A woman should not scout for a women police station as such to give a complaint, she has to go to the concerned jurisdiction and file a complaint. We are working forward towards it."
Mithali Raj, said, "It was not that easy to take up sports. As a girl as I had my own struggles as my grandparents were not keen about me getting into sports, but my parents had cocooned me from all the negativity that I have faced at home. Nevertheless, I felt negativity from the society too. When we travel with our cricket kit, people referred it as a Hockey kit.
When we told them about, we are Indian players who were going for tournaments or to play a series, they would question if we have the same rules in cricket or do, we play with a tennis ball as it is softer and not the cricket ball as we girls get injuries.

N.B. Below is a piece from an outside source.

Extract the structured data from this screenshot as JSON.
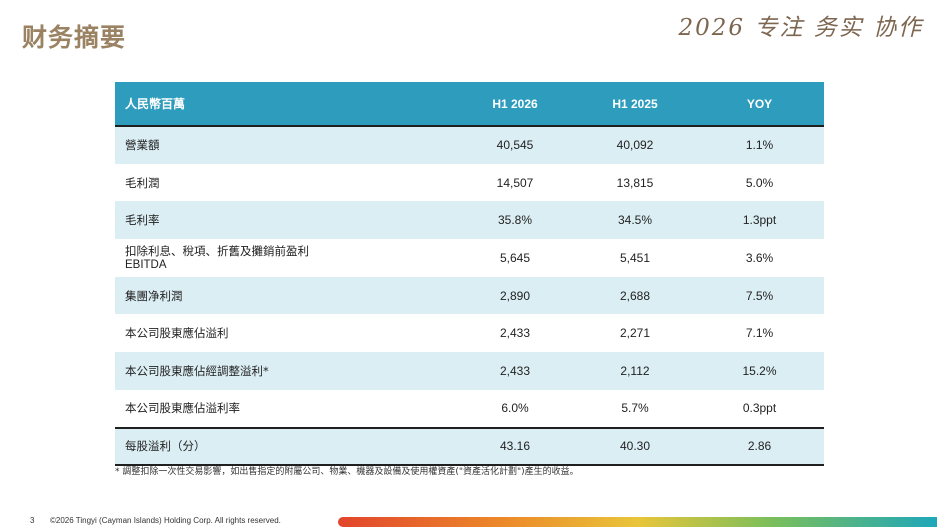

As a child, I was very judgmental about such situations but when I grew up, I realised we can't blame the society as it was not promoted much, and we do not see women playing cricket in the street as other men do.
However, today, we see a lot of people taking up sports as a profession and eventually, things have changed for women in sports."
In regards to understanding where the change should begin, all of the participants believe that gender neutrality takes a course of change only when people of different age groups, professions, and mindsets begin to widen their thought process to changing world and treat equally both genders.
Speaking about the event, Arun Daniel Yellamaty, founder, 'Youngistaan Foundation', said, "The primary aim of the program is to give a broadened perspective from eminent personalities and encourage more people to pursue such professions and have equal opportunities for women and encourage young women so that there are balance of opportunities for both men and women."